The problem: Using the data below, work out how many lines contain "assignment", and report only that number.

Input data:

Segment Open

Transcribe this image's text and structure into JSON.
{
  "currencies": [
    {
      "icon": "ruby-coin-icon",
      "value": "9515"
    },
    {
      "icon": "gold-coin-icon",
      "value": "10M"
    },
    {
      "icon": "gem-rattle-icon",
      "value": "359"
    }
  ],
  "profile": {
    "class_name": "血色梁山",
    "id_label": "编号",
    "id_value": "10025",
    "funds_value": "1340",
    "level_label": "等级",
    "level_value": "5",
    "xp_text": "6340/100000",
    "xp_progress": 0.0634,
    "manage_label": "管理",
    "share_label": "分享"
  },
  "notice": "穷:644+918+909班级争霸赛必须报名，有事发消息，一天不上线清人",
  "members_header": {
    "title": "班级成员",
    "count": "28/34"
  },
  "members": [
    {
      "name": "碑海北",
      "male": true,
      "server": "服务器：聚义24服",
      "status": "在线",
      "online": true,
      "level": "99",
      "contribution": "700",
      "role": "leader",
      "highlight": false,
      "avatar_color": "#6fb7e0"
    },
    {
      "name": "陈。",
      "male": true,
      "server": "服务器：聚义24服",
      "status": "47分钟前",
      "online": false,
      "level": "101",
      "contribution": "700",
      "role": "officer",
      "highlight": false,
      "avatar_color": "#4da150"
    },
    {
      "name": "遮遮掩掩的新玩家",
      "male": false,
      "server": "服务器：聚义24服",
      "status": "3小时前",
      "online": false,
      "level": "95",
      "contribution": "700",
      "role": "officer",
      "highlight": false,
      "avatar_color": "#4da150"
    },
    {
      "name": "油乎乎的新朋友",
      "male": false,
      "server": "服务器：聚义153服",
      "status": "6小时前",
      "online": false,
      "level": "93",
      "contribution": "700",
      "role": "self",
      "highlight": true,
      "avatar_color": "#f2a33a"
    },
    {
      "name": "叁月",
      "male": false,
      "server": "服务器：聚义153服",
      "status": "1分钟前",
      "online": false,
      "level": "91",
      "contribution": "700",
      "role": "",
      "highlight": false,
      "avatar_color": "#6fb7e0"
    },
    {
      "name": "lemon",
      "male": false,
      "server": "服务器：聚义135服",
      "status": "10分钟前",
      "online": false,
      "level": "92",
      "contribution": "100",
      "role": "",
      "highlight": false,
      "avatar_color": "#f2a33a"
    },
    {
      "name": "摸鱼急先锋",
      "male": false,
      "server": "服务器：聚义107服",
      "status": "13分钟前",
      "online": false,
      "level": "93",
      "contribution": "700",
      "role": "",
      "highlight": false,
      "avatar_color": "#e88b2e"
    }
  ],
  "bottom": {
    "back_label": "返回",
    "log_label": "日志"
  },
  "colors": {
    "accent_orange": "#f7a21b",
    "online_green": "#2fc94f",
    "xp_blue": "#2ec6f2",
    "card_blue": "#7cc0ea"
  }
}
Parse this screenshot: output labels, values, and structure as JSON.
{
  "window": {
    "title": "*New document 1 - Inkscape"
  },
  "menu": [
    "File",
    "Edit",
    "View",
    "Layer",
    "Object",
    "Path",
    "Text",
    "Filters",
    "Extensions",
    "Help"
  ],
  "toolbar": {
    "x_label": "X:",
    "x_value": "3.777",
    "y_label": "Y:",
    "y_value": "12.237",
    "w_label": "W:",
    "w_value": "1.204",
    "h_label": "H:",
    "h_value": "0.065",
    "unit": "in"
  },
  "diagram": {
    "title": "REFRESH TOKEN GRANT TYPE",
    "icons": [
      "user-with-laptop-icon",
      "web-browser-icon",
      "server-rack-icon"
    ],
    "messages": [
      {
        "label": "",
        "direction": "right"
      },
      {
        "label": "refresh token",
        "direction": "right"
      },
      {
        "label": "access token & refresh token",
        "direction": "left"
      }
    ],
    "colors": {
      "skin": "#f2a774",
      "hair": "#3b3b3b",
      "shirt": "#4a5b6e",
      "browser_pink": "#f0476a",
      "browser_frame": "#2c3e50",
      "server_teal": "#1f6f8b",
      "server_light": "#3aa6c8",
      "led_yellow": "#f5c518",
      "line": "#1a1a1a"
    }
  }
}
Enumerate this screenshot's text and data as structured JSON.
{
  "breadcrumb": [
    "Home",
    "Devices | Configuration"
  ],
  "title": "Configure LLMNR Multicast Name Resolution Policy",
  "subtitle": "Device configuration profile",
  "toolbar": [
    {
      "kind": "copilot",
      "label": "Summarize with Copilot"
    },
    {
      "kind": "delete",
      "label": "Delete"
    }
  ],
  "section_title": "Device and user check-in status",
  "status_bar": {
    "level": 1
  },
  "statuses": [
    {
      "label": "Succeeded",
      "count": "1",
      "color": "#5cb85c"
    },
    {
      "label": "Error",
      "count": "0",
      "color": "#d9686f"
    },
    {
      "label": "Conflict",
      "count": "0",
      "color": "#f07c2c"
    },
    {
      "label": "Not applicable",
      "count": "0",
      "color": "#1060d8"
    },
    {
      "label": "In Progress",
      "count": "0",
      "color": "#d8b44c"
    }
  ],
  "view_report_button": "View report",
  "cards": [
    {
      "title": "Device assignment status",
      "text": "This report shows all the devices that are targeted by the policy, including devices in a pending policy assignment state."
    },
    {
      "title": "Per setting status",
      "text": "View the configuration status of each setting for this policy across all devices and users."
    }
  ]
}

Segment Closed

Written solution: 2